Xi arrived at a human resources center in the port city in the morning, surprising many students and company representatives.
“Employment is the basis of people’s livelihood, and is also an issue confronting the whole world,” Xi said when he visited the fair, Xinhua News Agency reported. “Without economic growth, the employment issue can’t be solved.”
Zhou Xiao, a recruiter at a leading agricultural equipment manufacturing company, said she was surprised when she saw Xi appear from the crowd and walk toward her booth.
“He was very easy-going and just looked like a man of the people,” she said.
Zhou said Xi spent about 20 minutes strolling around the fair and randomly stopped at booths, talking and shaking hands with the people.
The recruiter said she was looking for candidates with good English, both spoken and written, as well as a proactive attitude in work, which are vital for graduates to raise themselves above other competitors.
In a separate event Chinese Premier Li Keqiang has called for reducing administrative barriers for launching businesses to create more job opportunities, Xinhuanet reported.
On a nationwide teleconference held on Monday about the functional transformation of the institutions under the State Council, or the cabinet, Li said China faces a tough employment situation due to the tempered economic growth in the past few months this year.
The country will expect a record number of college graduates this year, Li said, adding that it is an important task to help them get employed.
Nearly 7 million students will graduate from college in July and as of April 19 only 28% of graduates in Beijing had signed employment deals with employers. In Shanghai the rate was 29%, and in Guangdong province it was 47%, according to China Central Television.
Zhang Yi, an expert in labour economics at the Chinese Academy of Social Sciences, attributed the fall of employment on the economic slowdown. China’s GDP saw a year-on-year rise of 7.7% in the first quarter of this year.

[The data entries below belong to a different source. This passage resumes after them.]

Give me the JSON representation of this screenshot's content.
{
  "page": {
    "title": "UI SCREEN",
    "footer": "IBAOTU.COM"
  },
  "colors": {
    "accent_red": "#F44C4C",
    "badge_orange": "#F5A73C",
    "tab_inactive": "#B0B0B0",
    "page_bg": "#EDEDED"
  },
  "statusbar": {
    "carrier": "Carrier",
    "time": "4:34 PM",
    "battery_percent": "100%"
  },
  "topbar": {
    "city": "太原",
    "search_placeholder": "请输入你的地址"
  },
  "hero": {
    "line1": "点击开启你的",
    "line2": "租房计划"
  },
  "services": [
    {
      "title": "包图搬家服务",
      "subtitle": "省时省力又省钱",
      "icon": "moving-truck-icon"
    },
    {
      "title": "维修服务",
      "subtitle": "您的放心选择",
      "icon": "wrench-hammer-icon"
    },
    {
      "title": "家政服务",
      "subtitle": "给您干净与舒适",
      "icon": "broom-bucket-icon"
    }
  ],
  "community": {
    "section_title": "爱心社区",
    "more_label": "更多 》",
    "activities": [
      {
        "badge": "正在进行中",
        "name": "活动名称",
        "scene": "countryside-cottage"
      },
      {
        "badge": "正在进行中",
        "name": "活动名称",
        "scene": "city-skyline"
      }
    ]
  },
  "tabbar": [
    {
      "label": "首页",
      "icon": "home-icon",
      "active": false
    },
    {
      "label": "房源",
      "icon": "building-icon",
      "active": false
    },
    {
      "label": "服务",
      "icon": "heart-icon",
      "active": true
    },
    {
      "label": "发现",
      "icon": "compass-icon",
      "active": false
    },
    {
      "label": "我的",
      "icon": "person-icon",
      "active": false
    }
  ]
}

The growth rate was 7.9% in the fourth quarter last year.
“In the past, nearly 90% of graduates could find a job six months after graduation but I’m afraid the figure may only be 86% or so if the economy does not rebound in the latter half of the year,” he said.
Premier Li said that the government should also make efforts to lower the threshold for people to seek employment or start businesses.
Efforts should be made to vigorously develop medium-sized, small and micro businesses by cancelling unnecessary administrative approvals, as state-owned enterprises and institutions have limited capacity in providing employment opportunities.
The registered unemployment rate in urban China stood at 4.1% at the end of March, the same as at the end of last year, according to the Ministry of Human Resources and Social Security. The figure does not cover unemployed fresh graduates.